These feelings have found admirable expression in a wave of massive, multi-racial, and impassioned protests against police misconduct across the entire country. I think I speak for us all when I say that we at SOM affirm the pain that causes so many to gather and collectively raise their voices against racial injustice. Further, consistent with our distinctive mission, I believe that we are motivated by their example to work to help eradicate the structures of racialized bias and power that give rise to injustice. Some work before each of us must occur in our private lives as citizens and neighbors and friends. In the professional sphere, management and leadership skills of the sort developed at SOM will be essential for reforming police departments and to identify and empower good police officers. This repeating cycle of societal pain must end, and I have every confidence that we will do our part to bring that about.

Regrettably, some in the large crowds of protesters have engaged in destructive or violent behavior. I think it is essential to condemn with firmness and in the clearest possible terms, looting, rioting, and general mayhem that threaten the wellbeing of others or their property. No group in this country has historically suffered greater harm from violent mob action than African-Americans, so those seeking to achieve racial justice for blacks have, it seems to me, a particular moral duty to not cause injury to others. I hope earnestly that any destructive behavior ceases. I hope, too, that any such occurrences do not become the main focus of our attention in the days ahead, displacing the urgent imperative to be steadfast partners to those who feel powerless and fearful and need our support, understanding, and assistance.

Things may be dispiriting at present, but I am very optimistic about the future. A key strand of my scholarly research documents and attempts to explain racial differences in socioeconomic outcomes. Even though some persistent gaps remain, various labor market, housing, and financial market outcomes show a steady erosion in black-white differences over time.  These relative improvements for blacks were the result of a determined effort by policy, business, universities, the military, and various other institutions to lower the effects of bias and discrimination.
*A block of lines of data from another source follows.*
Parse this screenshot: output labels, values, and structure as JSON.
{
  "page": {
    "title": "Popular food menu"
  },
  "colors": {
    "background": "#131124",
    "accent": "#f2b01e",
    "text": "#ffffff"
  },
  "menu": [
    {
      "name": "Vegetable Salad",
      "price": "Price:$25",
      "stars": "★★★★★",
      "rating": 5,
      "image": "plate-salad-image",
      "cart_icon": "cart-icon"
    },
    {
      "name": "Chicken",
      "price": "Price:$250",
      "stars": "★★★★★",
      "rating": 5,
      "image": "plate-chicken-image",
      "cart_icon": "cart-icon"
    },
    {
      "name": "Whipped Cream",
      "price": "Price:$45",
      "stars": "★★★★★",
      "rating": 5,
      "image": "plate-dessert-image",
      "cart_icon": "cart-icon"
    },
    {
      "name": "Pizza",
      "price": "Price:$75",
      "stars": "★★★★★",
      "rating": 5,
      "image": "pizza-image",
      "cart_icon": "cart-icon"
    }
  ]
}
As these protests raging around the country indicate, Mr. Floyd’s death may be the catalyzing spur that prompts us—all of us—to ensure that racialized police treatment is consigned to history’s garbage pile.   

With best regards,